To make large molecules that can perform specific tasks, it is necessary to direct the assembly of simpler molecular blocks in a spatially controlled fashion. In particular, if multiple metallic centres can be incorporated into supramolecular aggregates, macromolecules can be created with magnetic, redox and catalytic properties. Richard Winpenny and colleagues at the University of Manchester, l'Institut Néel and the Lawrence Berkeley National Laboratory have now developed a conceptually simple, yet powerful, strategy for making multimetallic assemblies.
The researchers start with a ring-shaped compound that contains seven chromium atoms and one nickel atom arranged in an octagon. The nickel atom is attached to a Lewis base, which can be used to link the 8-centre ring to various other compounds using common acid–base coordination chemistry. For the Lewis acid, the team choose compounds containing a labile group (typically water or tetrahydrofuran) that can be easily displaced by the Lewis base to form a new covalent bond.
Three examples are used to highlight the generality of the approach. In the first, a 3-centre ring comprising three manganese atoms attached to a labile group is reacted with three equivalents of the 8-centre ring to create a multimetallic 27-centre compound. In the second, a bitetrahedral, 6-centre ring is reacted with four equivalents of the 8-centre ring to give a 38-metal centre aggregate containing 4 different metals.
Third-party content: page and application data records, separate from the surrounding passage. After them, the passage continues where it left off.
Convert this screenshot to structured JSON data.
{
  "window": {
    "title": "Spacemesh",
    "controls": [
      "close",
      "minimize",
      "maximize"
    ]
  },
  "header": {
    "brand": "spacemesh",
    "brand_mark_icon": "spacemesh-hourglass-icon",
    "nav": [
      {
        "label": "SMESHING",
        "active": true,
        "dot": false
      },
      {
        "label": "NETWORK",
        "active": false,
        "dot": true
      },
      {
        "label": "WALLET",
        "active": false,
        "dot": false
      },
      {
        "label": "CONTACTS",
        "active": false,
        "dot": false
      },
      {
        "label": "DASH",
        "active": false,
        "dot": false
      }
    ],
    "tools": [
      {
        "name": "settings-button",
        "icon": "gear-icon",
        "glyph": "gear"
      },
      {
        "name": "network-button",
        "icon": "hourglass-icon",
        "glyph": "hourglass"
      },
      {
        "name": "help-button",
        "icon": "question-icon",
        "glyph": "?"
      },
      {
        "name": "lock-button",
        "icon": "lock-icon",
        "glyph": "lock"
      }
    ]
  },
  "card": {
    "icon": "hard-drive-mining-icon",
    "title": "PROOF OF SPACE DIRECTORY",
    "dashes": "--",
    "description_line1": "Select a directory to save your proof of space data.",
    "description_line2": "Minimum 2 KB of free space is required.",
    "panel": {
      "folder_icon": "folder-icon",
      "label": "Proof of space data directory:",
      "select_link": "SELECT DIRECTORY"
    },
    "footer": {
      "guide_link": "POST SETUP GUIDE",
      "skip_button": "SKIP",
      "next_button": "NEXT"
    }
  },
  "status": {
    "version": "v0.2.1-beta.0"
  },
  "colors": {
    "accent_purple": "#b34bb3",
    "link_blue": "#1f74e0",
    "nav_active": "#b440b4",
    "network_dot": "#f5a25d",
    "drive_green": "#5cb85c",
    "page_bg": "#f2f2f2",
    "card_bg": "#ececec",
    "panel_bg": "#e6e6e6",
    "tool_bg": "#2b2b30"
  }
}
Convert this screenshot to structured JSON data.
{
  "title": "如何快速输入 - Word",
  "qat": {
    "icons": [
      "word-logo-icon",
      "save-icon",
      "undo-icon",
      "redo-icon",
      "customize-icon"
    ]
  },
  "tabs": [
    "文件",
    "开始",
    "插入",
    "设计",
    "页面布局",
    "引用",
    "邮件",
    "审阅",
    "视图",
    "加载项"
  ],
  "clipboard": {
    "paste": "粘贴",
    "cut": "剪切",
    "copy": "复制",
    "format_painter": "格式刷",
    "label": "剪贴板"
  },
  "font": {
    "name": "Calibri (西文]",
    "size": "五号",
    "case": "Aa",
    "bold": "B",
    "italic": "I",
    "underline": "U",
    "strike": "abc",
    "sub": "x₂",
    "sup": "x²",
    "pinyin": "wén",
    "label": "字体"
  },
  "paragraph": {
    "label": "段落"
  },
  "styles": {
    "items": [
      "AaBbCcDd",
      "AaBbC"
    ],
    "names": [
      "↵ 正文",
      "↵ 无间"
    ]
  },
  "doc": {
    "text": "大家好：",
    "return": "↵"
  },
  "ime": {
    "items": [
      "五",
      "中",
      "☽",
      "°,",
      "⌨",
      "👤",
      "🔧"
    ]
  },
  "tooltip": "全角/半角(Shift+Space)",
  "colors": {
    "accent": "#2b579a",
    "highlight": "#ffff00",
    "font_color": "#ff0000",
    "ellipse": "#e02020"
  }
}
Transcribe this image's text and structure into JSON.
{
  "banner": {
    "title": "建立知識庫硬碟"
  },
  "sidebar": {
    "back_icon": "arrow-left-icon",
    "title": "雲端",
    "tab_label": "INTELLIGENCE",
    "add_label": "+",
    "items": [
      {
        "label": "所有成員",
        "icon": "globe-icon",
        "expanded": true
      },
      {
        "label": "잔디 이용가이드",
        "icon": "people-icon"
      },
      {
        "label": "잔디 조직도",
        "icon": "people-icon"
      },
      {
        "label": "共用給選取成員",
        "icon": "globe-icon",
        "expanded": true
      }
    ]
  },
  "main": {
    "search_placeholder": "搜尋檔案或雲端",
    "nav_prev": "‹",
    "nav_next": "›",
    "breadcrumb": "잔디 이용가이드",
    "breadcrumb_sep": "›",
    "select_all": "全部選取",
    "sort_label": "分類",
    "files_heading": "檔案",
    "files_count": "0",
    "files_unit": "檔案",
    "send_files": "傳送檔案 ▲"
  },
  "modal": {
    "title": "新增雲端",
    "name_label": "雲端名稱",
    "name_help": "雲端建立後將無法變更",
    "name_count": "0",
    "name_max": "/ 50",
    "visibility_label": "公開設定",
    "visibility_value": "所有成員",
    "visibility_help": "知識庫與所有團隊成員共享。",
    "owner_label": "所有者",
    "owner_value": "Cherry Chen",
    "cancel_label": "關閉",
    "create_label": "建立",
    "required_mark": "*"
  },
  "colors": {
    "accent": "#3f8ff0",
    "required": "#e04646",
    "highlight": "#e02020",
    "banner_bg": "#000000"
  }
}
Finally, a compound with 60 metal centres is synthesized from a 12-centre hexagonal ring and six equivalents of the 8-centre ring.